So what happens once the game is over and the victors return home? Love, of course. DePauw Theatre gives Shakespeare's comedic classic "Much Ado About Nothing" a new twist in this second production of the 2010-11 year.
"Much Ado About Nothing" opens at 7:30 p.m. Thursday in Moore Theatre of the Judson and Joyce Green Center for Performing Arts. Performances continue through the weekend, at 7:30 p.m. on Friday and Saturday. A Sunday afternoon matinee will also be held at 2:30 p.m.
Triumphantly returning home, DePauw students Pedro, Claudio and Benedick join their peers in post-game revelries. There Claudio is captivated by Hero, a cheerleader and the most popular girl in school.
With some help from his friends, Claudio and Hero fall in love and are engaged. Love is also in the cards for Benedick and Beatrice, two childhood friends whose witty insults quickly give way to feelings of affection.
But Pedro's brother John, a Wabash student embittered by the Little Giants' loss, has other plans for the happy couples. Looking to crash the party, he starts a rumor regarding Hero, one that ruins her reputation and makes Claudio doubt her love for him. Don John's evil scheme leads to a tragedy within the Greencastle community, one that Claudio's attempts to right results in a highly unexpected turn of events.
DePauw University serves as the creative backdrop for a story about rivalry, courtship and status. The idea to contemporize Shakespeare within the context of the DePauw-Wabash game first came to director Andrew Hayes in a Theatre Production and Design course.

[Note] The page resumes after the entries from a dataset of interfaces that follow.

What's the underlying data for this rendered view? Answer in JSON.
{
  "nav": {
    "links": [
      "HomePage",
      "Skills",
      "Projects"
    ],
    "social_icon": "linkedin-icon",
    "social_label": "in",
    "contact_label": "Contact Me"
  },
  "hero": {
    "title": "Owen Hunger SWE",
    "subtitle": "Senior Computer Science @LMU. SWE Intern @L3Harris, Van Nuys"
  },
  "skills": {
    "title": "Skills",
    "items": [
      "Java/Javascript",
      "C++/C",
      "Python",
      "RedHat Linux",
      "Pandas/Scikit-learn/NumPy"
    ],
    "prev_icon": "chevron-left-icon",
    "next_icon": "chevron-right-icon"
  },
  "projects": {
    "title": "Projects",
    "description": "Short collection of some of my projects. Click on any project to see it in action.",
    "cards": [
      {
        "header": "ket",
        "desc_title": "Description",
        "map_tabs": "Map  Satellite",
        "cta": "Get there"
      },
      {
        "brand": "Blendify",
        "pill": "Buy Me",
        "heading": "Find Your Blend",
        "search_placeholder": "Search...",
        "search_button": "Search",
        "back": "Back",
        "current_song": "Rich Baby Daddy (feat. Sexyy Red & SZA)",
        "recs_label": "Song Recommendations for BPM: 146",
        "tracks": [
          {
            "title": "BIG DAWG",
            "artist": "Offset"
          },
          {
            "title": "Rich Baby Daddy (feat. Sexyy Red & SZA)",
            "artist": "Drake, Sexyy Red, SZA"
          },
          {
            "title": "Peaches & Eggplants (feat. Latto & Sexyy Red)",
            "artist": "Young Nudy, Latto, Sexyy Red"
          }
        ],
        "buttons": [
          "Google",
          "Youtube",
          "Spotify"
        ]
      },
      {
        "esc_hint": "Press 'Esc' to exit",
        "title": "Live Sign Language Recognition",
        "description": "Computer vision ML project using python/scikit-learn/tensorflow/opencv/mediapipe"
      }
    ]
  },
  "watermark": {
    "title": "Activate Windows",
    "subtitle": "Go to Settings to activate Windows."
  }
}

In a class exercise, Hayes asked his students what present-day scenarios were relatable to events in the play; football player Luis Davila suggested the infamous Wabash-DePauw competition. The two teams did not battle for the Monon Bell trophy until 1932 after which the game became know as the Monon Bell game.
"As soon as he said it, the whole class started nodding their heads like, 'yeah, there's something to that,'" Hayes said. "The celebration of a Monon Bell victory is definitely similar to the post-battle euphoria in (Shakespeare's) original work."
Young love also presents a powerful theme in the play -- one that Hayes found very appropriate for a university production. The play's characters, however, are largely preoccupied with anxieties about marriage -- an issue Hayes felt was dated for contemporary students.
So Hayes chose the 1928 DePauw-Wabash game in which to contextualize the play. This era of early marriage, prohibition, bathtub gin, flappers and economic prosperity between the two world wars was most fitting for the themes of the play.
"The 1928 game was the first win for DePauw (after) a seven-year losing streak in the rivalry series, and (the period) tends to be a heyday for American football and college athletics," Hayes said.
With this new twist localizing the comedic classic to the Greencastle community, "Much Ado About Nothing" is sure to delight audiences as they savor the universality of Shakespeare's work.
"Shakespeare is still relevant, interesting and fun. Shakespeare is more than just good for us -- the experience is beneficial, pleasurable and enjoyed by performers as well as the audience," Hayes said. "It doesn't bother me that the good guys are DePauw and the bad guys are Wabash, either."
Tickets for "Much Ado About Nothing" are $3 for students and $6 for adults and are available for purchase at the DePauw University Green Center for the Performing Arts Center Box Office. Box office hours are Monday through Friday from 12:30 to 4:30 p.m. and one hour prior to show time. Information and reservations are available by calling 658-4827 or e-mailing firstname.lastname@example.org
DePauw Theatre patron passes are also available for purchase. Purchasers are entitled to five tickets for the price of four.